__Problem__
Nothing but the exact text of the entries should appear in your answer; pictures stay out.

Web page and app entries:
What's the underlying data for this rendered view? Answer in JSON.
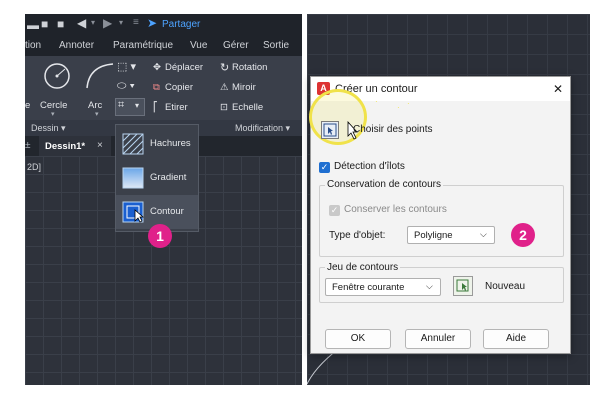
{
  "left": {
    "qat_title": "Partager",
    "menu": [
      "tion",
      "Annoter",
      "Paramétrique",
      "Vue",
      "Gérer",
      "Sortie"
    ],
    "draw_tools": [
      "e",
      "Cercle",
      "Arc"
    ],
    "modify_tools": [
      "Déplacer",
      "Rotation",
      "Copier",
      "Miroir",
      "Etirer",
      "Echelle"
    ],
    "panel_labels": {
      "draw": "Dessin ▾",
      "modify": "Modification ▾"
    },
    "doc_tab": {
      "label": "Dessin1*",
      "close": "×",
      "left_marker": "±"
    },
    "viewport_label": "2D]",
    "dropdown": [
      "Hachures",
      "Gradient",
      "Contour"
    ],
    "step_badge": "1"
  },
  "dialog": {
    "title": "Créer un contour",
    "close": "✕",
    "pick_points": "Choisir des points",
    "island_detection": {
      "label": "Détection d'îlots",
      "checked": true
    },
    "retention_group": "Conservation de contours",
    "retain_boundaries": {
      "label": "Conserver les contours",
      "checked": true
    },
    "object_type_label": "Type d'objet:",
    "object_type_value": "Polyligne",
    "boundary_set_group": "Jeu de contours",
    "boundary_set_value": "Fenêtre courante",
    "new_label": "Nouveau",
    "buttons": {
      "ok": "OK",
      "cancel": "Annuler",
      "help": "Aide"
    },
    "step_badge": "2"
  },
  "colors": {
    "accent_pink": "#e0218a",
    "highlight_yellow": "#f0e24a",
    "checkbox_blue": "#1f6fd1"
  }
}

__Solved exercise__
What's the underlying data for this rendered view? Answer in JSON.
{
  "left": {
    "qat_title": "Partager",
    "menu": [
      "tion",
      "Annoter",
      "Paramétrique",
      "Vue",
      "Gérer",
      "Sortie"
    ],
    "draw_tools": [
      "e",
      "Cercle",
      "Arc"
    ],
    "modify_tools": [
      "Déplacer",
      "Rotation",
      "Copier",
      "Miroir",
      "Etirer",
      "Echelle"
    ],
    "panel_labels": {
      "draw": "Dessin ▾",
      "modify": "Modification ▾"
    },
    "doc_tab": {
      "label": "Dessin1*",
      "close": "×",
      "left_marker": "±"
    },
    "viewport_label": "2D]",
    "dropdown": [
      "Hachures",
      "Gradient",
      "Contour"
    ],
    "step_badge": "1"
  },
  "dialog": {
    "title": "Créer un contour",
    "close": "✕",
    "pick_points": "Choisir des points",
    "island_detection": {
      "label": "Détection d'îlots",
      "checked": true
    },
    "retention_group": "Conservation de contours",
    "retain_boundaries": {
      "label": "Conserver les contours",
      "checked": true
    },
    "object_type_label": "Type d'objet:",
    "object_type_value": "Polyligne",
    "boundary_set_group": "Jeu de contours",
    "boundary_set_value": "Fenêtre courante",
    "new_label": "Nouveau",
    "buttons": {
      "ok": "OK",
      "cancel": "Annuler",
      "help": "Aide"
    },
    "step_badge": "2"
  },
  "colors": {
    "accent_pink": "#e0218a",
    "highlight_yellow": "#f0e24a",
    "checkbox_blue": "#1f6fd1"
  }
}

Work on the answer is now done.